The Little Blue Natural Resources District (NRD) and the Nebraska Game and Parks Commission (NGPC) have been working cooperatively on wildlife habitat improvement projects since 1978. The emphasis for work has been mostly on private lands that benefit wildlife populations and public hunting opportunities. The opportunity to extend this cooperative relationship to NRD-owned, publicly-accessible lands is now being pursued at the Bruning Dam Cove Recreational Area northeast of Bruning, Nebraska in Fillmore County.
Bruning Dam was selected because it is open for limited public hunting. Funding for the projects are available through the Nebraska Game and Parks Commission (NGPC) federal passthrough dollars (Pittman-Robertson Funding). These funds result from a user-fee on hunting equipment and are used to support habitat improvement and hunter recreation through a grant-based system. NGPC shares these interests with the NRD and submitted a grant in support of the NRD.
Targeted areas focus on limited habitats. Loss of grassland habitat is recognized by the conservation community as a severely threatened ecological system. Invading tree and shrub species, as well as less desirable grass and forbs species have caused a decline in grassland-dependent wildlife.

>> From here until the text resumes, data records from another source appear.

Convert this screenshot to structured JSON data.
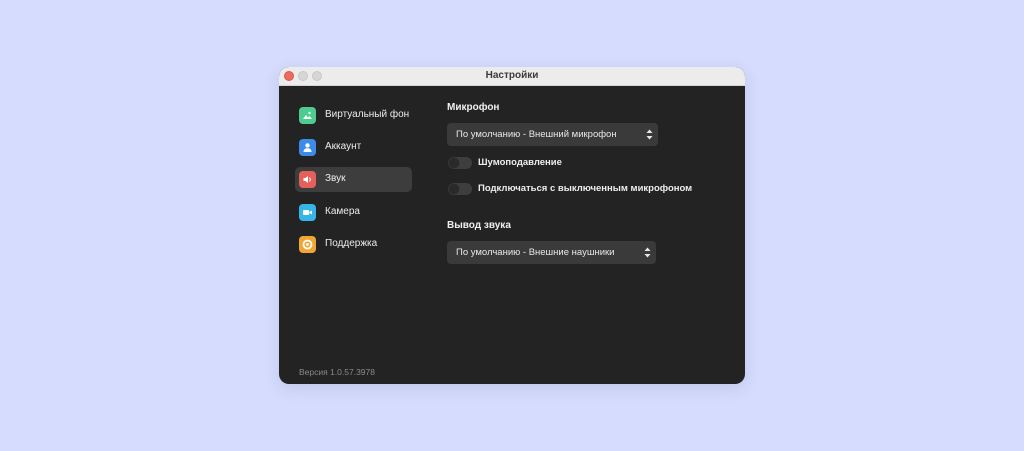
{
  "window": {
    "title": "Настройки"
  },
  "sidebar": {
    "items": [
      {
        "label": "Виртуальный фон",
        "icon": "image-icon",
        "color": "#4ecb8f",
        "active": false
      },
      {
        "label": "Аккаунт",
        "icon": "user-icon",
        "color": "#3d8be8",
        "active": false
      },
      {
        "label": "Звук",
        "icon": "speaker-icon",
        "color": "#e3615a",
        "active": true
      },
      {
        "label": "Камера",
        "icon": "camera-icon",
        "color": "#36b6e6",
        "active": false
      },
      {
        "label": "Поддержка",
        "icon": "lifebuoy-icon",
        "color": "#f0a632",
        "active": false
      }
    ],
    "version": "Версия 1.0.57.3978"
  },
  "microphone": {
    "title": "Микрофон",
    "selected": "По умолчанию - Внешний микрофон",
    "toggles": [
      {
        "label": "Шумоподавление",
        "enabled": false
      },
      {
        "label": "Подключаться с выключенным микрофоном",
        "enabled": false
      }
    ]
  },
  "output": {
    "title": "Вывод звука",
    "selected": "По умолчанию - Внешние наушники"
  },
  "colors": {
    "background": "#d5dcfd",
    "window": "#232323",
    "titlebar": "#ececec",
    "active_item": "#3d3d3d",
    "control": "#3a3a3a"
  }
}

Numerous bird species, including huntable species like pheasants, greater prairie chicken, and bobwhite quail require suitable grassland habitats.
This project being undertaken by the NRD will restore a more native habitat quality by removing invasive trees and plants, creating a more diverse vegetative composition through over-seeding, and modifying management strategies. Past management strategies have been more hands-off and have allowed a transition of the District’s lands to less desirable vegetation, thus limiting diversity which fosters healthy wildlife populations. Alternate land management methods such as burning and haying can be applied at larger scales, using contractors to complete specified tasks. Habitat management income from cyclical haying will be used to offset contractor costs.

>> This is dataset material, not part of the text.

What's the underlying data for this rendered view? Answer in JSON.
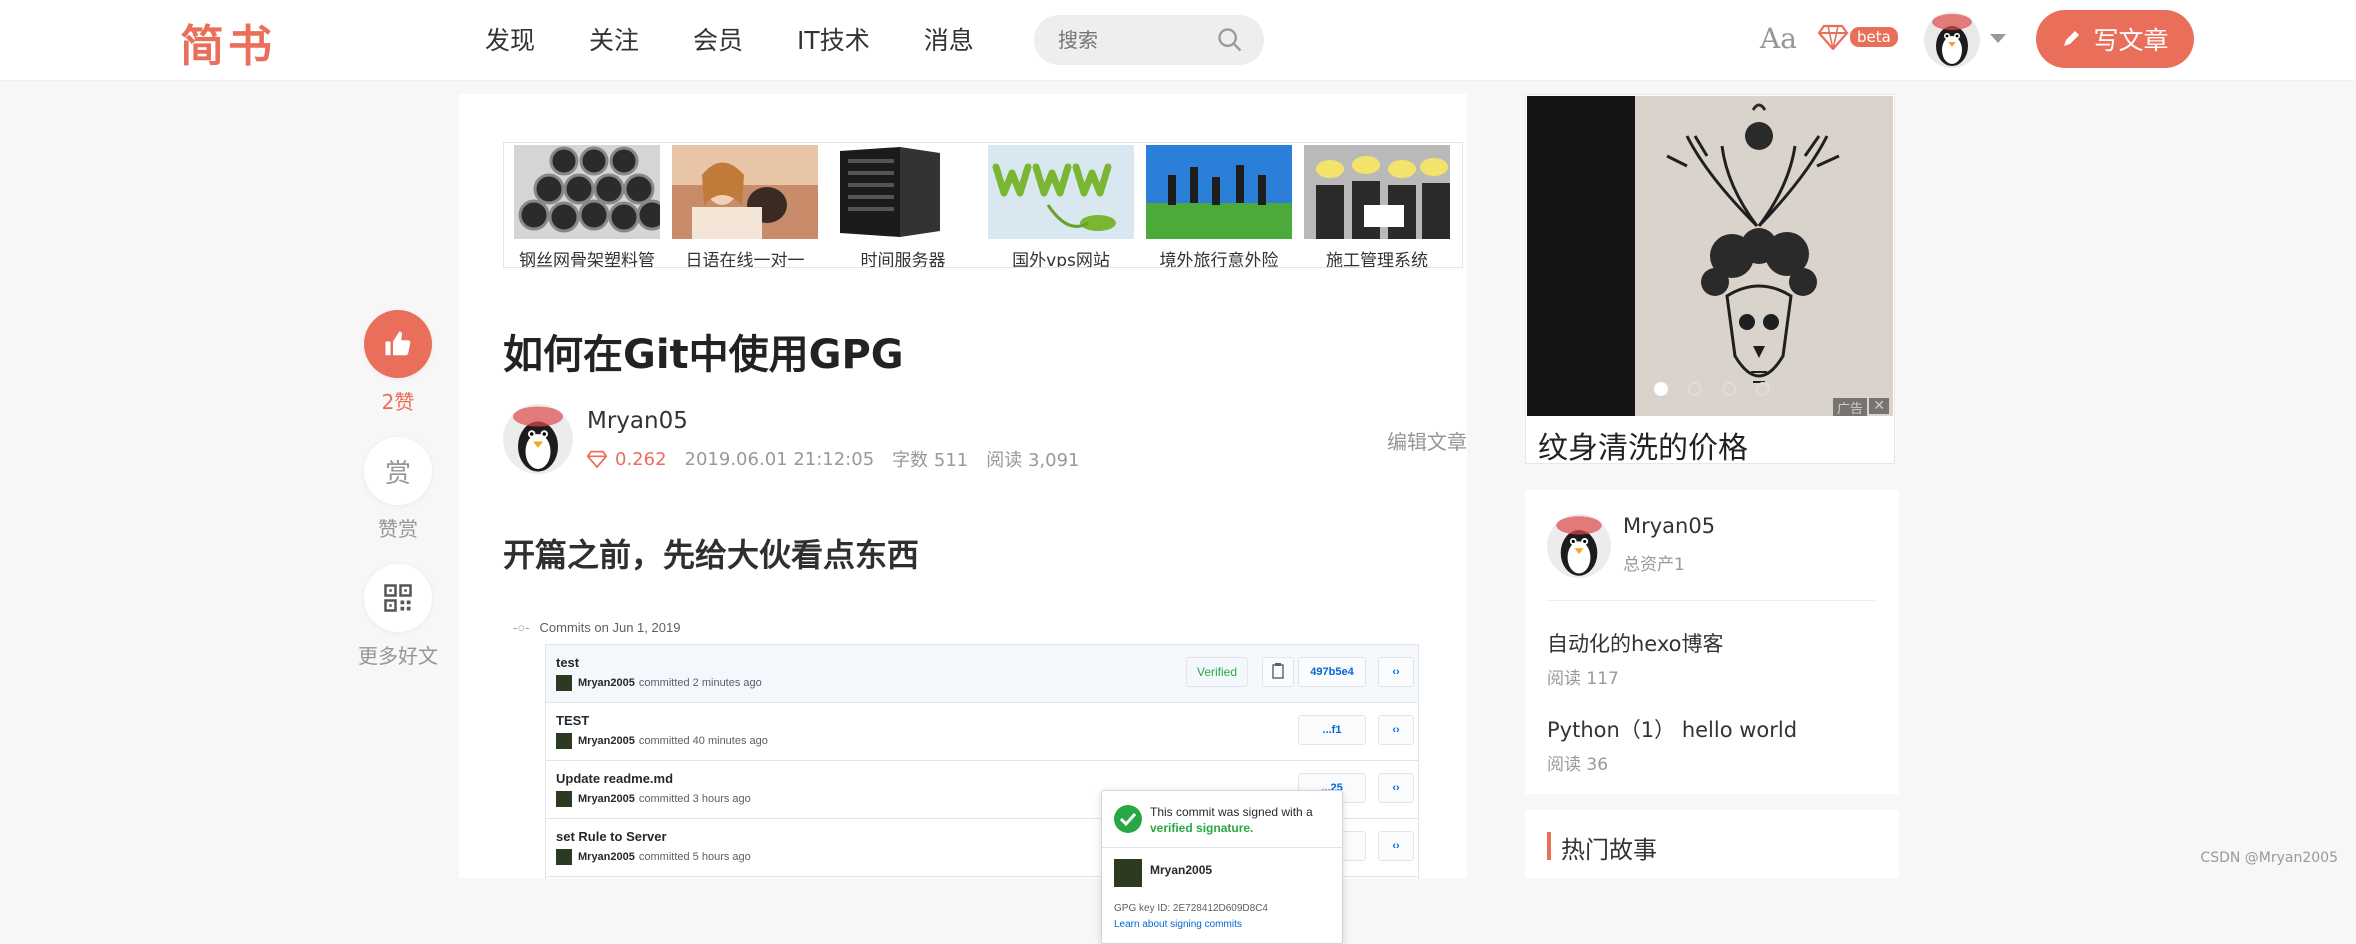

This project will incorporate ecological processes to manage habitats at Bruning Dam. The use of prescribed fire to arrest vegetative succession and to help control woody plants is critical to maintaining grassland habitats. Fire is not only a required ecological process, but is far less expensive over the long term than regular cutting and/or clearing trees. Rotational haying following burning will contribute to tree control.

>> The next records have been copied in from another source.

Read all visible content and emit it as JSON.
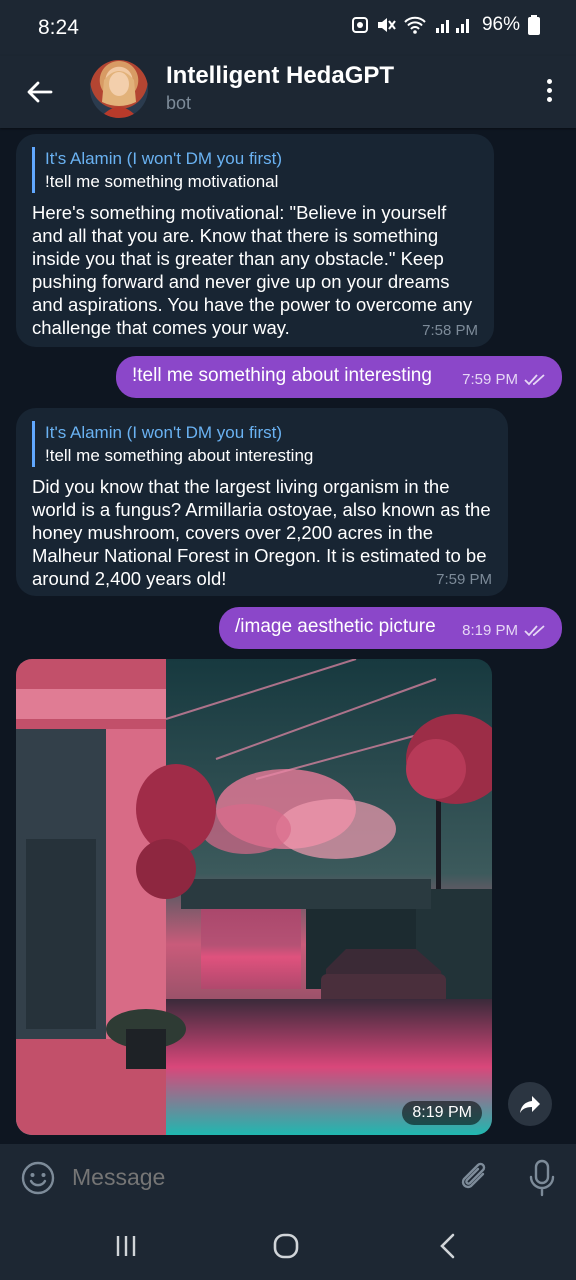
{
  "status_bar": {
    "time": "8:24",
    "battery": "96%"
  },
  "header": {
    "title": "Intelligent HedaGPT",
    "subtitle": "bot"
  },
  "messages": [
    {
      "reply_name": "It's Alamin (I won't DM you first)",
      "reply_text": "!tell me something motivational",
      "text": "Here's something motivational: \"Believe in yourself and all that you are. Know that there is something inside you that is greater than any obstacle.\" Keep pushing forward and never give up on your dreams and aspirations. You have the power to overcome any challenge that comes your way.",
      "time": "7:58 PM"
    },
    {
      "text": "!tell me something about interesting",
      "time": "7:59 PM"
    },
    {
      "reply_name": "It's Alamin (I won't DM you first)",
      "reply_text": "!tell me something about interesting",
      "text": "Did you know that the largest living organism in the world is a fungus? Armillaria ostoyae, also known as the honey mushroom, covers over 2,200 acres in the Malheur National Forest in Oregon. It is estimated to be around 2,400 years old!",
      "time": "7:59 PM"
    },
    {
      "text": "/image aesthetic picture",
      "time": "8:19 PM"
    },
    {
      "image": "aesthetic-picture",
      "time": "8:19 PM"
    }
  ],
  "input": {
    "placeholder": "Message"
  },
  "colors": {
    "background": "#0e1621",
    "bar": "#1d2733",
    "incoming": "#182533",
    "outgoing": "#8b47c9",
    "link": "#6ab2f2"
  }
}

The work at Bruning Dam will begin within the next month or so. The contractor, Lawrence Warnke of Warnke Tree Shearing of Fairbury, was awarded the contract for the removal of trees and shrubs on the 109.4 acres designated at Bruning Dam for a cost of $18,598. The Game and Parks will provide approximately 80 percent cost-assistance for the work.